Hank had his recheck at the vet Thursday. We were looking at the tendon that had the Ultrasound done, and watching him move again for the hocks. I was to sweat the legs 5 days on, 2 days off, but he was getting some irritation, so I had to cut it short. After Ultrasound, no change in it, and still nothing alarming, but a little "hummm" kind of something showing. (will try to get a copy of the images next visit to post on here) So, we are doing the sweat again, but this time, NO cling/plastic wrap, as our TX heat is most likely the reason for the irritation. It has been REALLY hot and nasty here, around 100, more humid that our usual summer heat. The legs just got to hot. Could just ab out sweat them with just a wrap, and no topical application of anything else! I told the vet I see a little something in Hanks movement when lunging. But, I have a tendency to see things that are not there, than to say "my horse is traveling perfect" as many horse owners do. We did another flex test on that right rear hock, and he took a step and a half a bit short.
So, we decided because of how much push he has on his hand end, and the hard work he has been doing, to go ahead and inject the hocks direct, rather than just the maintenance of the Adaquan / Legend type injections he was getting IV / IM. He said some horses only need injected once, while the average for the hard preforming horses is to be injected every 6 months. It will be interesting to see what kind of change I might see. I'm not to ride him for 3 to 5 days, but he was allowed to go right back out in pasture.
So, we go back in a couple weeks, to do another recheck, and decide on the next ride. When I unwrapped the legs to change the sweats today, it looked much better than when I was using the cling wrap, and he was not acting as irritated by them. No reaching down to scratch the legs with the teeth.
Even though it is about an hour and a half away, I am blessed to have such a wonderful vet facility / surgery center close enough to take the horses. Working on the race horses, and all the cutting horses they see in our area, I feel they are always up on the latest procedures, equipment etc. to take care of hard preforming horses. At one point, as they were doing the Ultrasound, Hank had the head vet siting almost under him on a stool, with three other vets leaning on him, across him, or next to his haunches, all looking at the ultrasound screen. Hank stood there going to sleep, even though he had not been given any kind of drugs. They always comment on what a good boy he is when he comes in.
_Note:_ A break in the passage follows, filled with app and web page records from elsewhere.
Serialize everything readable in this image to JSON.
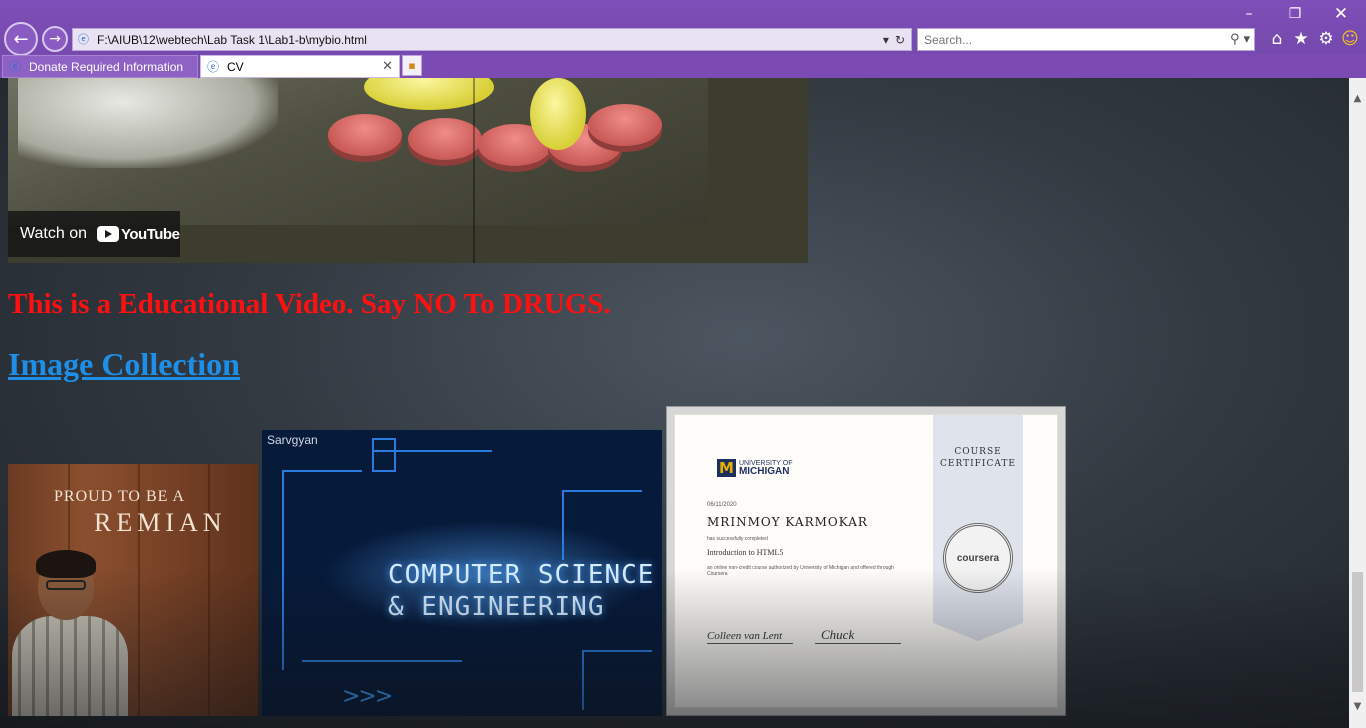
{
  "browser": {
    "address": "F:\\AIUB\\12\\webtech\\Lab Task 1\\Lab1-b\\mybio.html",
    "search_placeholder": "Search...",
    "tabs": [
      {
        "label": "Donate Required Information",
        "active": false
      },
      {
        "label": "CV",
        "active": true
      }
    ],
    "toolbar_icons": [
      "home-icon",
      "favorites-star-icon",
      "settings-gear-icon",
      "smiley-feedback-icon"
    ],
    "window_controls": [
      "minimize",
      "restore",
      "close"
    ]
  },
  "page": {
    "video": {
      "watch_on": "Watch on",
      "brand": "YouTube"
    },
    "warning_text": "This is a Educational Video. Say NO To DRUGS.",
    "warning_color": "#ff1010",
    "image_collection_link": "Image Collection",
    "link_color": "#1e8fe8",
    "images": {
      "photo": {
        "line1": "PROUD TO BE A",
        "line2": "REMIAN"
      },
      "cse_banner": {
        "brand": "Sarvgyan",
        "line1": "COMPUTER SCIENCE",
        "line2": "& ENGINEERING",
        "arrows": ">>>"
      },
      "certificate": {
        "ribbon_line1": "COURSE",
        "ribbon_line2": "CERTIFICATE",
        "seal": "coursera",
        "university_small": "UNIVERSITY OF",
        "university_big": "MICHIGAN",
        "date": "06/11/2020",
        "name": "MRINMOY KARMOKAR",
        "completed": "has successfully completed",
        "course": "Introduction to HTML5",
        "desc": "an online non-credit course authorized by University of Michigan and offered through Coursera",
        "sig1": "Colleen van Lent",
        "sig2": "Chuck"
      }
    }
  },
  "scrollbar": {
    "thumb_position_fraction": 0.78
  }
}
Now if I could get a shot of what Hank gets to make MY joints feel better! lol